In our introduction to semantic elements, you learned to use the heading elements.

A heading is text that describes the content that follows it.

—The Paciello Group, Headings & Accessibility

What you might not now, is that headings are important for accessible navigation. Sighted users scan a web page to understand the structure of the page. The same way, screen reader users use headings to navigate and scan the page.

The headings must be clear, both visually and use clear wording. The heading structure of a page forms the outline of the page. You might think of this like the skeleton of the page.

News papers use a lot of headings. The front page of The Straits Times has over 80 headings.

Screenshot from the front page of The Straits Times, showing a logo, the heading Top stories and an article heading.

All these headings form an outline.

The document outline of The Straits Times, showing a logical structure with an h1, an h2 and two h3s.

This is a good document outline. The levels make sense. The text is clear.

In the next module you will learn about assistive technologies and screen readers.
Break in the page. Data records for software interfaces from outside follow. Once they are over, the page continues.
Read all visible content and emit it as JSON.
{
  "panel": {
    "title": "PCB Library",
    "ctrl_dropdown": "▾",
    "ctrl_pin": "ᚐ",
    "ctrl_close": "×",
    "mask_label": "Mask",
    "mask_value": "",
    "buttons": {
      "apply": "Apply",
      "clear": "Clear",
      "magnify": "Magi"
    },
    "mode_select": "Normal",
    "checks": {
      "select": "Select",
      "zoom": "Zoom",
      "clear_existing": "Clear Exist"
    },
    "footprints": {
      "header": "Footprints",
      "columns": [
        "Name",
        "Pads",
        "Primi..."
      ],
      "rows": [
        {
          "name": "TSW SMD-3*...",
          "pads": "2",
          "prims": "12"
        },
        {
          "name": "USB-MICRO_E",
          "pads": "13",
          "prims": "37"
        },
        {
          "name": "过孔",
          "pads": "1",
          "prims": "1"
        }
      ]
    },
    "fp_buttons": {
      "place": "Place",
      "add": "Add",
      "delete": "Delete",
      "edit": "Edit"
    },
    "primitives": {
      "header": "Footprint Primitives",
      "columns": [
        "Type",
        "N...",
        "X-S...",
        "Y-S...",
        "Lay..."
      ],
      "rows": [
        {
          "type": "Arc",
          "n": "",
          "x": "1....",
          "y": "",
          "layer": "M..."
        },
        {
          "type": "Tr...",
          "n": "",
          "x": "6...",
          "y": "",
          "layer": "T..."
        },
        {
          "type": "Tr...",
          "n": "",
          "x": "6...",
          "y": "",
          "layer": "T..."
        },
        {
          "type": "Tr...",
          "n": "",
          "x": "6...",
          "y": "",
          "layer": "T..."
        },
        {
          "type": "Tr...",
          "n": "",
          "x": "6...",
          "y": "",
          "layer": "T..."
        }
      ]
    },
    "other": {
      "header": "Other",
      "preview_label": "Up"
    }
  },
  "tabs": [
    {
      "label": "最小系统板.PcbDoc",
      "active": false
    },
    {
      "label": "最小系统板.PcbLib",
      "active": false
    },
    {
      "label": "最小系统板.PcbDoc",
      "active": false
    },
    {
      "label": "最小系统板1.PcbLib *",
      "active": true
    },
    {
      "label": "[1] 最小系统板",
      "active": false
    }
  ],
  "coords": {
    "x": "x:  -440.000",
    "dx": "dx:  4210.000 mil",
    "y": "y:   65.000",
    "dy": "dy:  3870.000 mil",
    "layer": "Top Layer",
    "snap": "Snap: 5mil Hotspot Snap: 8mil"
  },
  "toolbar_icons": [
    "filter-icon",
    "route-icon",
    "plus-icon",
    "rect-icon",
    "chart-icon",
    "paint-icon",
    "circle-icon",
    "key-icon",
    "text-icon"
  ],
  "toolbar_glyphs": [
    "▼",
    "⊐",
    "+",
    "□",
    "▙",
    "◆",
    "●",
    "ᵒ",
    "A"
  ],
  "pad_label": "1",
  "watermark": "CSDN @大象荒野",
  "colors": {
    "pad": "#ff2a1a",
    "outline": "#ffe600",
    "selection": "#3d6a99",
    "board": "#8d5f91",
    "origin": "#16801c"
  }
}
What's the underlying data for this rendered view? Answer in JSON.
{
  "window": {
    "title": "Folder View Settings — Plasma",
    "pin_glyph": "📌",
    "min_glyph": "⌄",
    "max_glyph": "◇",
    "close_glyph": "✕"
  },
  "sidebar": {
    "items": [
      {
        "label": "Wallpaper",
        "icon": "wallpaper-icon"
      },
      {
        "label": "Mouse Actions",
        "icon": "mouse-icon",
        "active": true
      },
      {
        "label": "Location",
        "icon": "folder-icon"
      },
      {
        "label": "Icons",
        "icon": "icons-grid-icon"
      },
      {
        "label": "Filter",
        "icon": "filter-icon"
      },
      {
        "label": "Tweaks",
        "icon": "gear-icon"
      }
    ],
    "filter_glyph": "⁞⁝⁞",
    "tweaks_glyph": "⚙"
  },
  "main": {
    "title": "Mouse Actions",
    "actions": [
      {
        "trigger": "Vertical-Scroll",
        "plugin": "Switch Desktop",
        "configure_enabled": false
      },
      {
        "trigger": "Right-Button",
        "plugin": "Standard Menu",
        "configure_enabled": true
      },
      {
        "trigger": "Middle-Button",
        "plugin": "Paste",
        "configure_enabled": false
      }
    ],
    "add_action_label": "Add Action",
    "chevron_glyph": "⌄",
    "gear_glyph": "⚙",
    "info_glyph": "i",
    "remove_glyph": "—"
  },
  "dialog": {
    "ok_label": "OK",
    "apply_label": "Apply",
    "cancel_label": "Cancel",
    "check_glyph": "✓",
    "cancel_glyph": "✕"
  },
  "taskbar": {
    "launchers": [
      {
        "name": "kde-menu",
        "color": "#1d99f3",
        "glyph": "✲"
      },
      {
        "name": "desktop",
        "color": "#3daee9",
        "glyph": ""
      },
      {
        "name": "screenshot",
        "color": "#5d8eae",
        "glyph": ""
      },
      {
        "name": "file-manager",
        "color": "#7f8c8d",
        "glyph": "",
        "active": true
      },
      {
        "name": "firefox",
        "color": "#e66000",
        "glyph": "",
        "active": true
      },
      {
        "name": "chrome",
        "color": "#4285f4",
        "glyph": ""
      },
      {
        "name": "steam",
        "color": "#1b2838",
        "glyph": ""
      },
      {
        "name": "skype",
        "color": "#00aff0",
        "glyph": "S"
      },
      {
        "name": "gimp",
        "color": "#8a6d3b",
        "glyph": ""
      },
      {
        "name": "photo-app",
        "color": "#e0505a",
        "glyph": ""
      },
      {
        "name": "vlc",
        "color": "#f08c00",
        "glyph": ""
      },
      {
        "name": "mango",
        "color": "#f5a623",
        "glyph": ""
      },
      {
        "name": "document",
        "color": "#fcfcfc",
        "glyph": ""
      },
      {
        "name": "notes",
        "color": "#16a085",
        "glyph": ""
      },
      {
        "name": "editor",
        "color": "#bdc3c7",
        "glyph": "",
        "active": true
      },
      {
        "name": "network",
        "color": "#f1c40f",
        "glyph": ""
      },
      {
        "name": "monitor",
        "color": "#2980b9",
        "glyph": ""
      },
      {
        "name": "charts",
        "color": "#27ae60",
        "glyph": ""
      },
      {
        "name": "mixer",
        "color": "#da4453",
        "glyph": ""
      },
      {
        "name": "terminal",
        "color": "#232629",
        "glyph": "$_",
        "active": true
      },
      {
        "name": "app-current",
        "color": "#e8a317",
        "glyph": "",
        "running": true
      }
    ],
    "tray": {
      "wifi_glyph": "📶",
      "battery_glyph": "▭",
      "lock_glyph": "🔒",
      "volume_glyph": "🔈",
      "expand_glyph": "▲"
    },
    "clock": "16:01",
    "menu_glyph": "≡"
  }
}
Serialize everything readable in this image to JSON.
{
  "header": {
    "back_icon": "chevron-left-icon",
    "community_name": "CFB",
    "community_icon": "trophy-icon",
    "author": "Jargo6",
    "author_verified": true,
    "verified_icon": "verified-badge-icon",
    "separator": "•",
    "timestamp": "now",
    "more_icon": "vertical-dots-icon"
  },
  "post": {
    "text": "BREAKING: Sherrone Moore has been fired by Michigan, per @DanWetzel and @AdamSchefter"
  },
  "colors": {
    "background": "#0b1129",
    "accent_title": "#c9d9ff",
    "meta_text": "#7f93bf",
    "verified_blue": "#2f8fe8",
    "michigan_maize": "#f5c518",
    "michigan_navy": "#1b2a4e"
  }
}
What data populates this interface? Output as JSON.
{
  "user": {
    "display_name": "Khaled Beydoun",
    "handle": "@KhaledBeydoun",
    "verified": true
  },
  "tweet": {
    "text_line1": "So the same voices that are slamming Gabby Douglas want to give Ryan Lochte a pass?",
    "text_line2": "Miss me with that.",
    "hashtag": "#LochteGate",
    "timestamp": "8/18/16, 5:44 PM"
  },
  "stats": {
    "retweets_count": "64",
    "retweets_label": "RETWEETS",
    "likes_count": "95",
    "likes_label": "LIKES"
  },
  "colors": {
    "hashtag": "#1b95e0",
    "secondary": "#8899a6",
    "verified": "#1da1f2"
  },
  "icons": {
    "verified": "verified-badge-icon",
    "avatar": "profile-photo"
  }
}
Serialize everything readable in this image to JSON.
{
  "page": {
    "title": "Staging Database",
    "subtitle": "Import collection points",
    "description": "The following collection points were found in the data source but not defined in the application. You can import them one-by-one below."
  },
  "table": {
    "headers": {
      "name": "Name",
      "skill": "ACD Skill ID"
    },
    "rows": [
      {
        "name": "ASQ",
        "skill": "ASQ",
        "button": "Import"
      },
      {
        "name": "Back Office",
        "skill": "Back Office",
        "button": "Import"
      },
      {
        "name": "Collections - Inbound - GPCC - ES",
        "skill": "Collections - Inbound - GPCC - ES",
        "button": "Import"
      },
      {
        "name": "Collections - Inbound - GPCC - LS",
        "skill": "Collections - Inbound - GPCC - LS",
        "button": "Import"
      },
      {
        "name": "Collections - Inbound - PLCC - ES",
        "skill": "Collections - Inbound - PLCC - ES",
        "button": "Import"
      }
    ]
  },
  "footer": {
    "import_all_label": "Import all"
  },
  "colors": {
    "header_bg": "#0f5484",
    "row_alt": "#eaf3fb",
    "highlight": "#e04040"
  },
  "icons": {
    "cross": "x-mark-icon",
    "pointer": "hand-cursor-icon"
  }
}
As a teaser, you should watch Rob Dodson from Google demonstrate the importance of headings when using a screen reader. The first five minutes of the video explains the use of headings in a screen reader.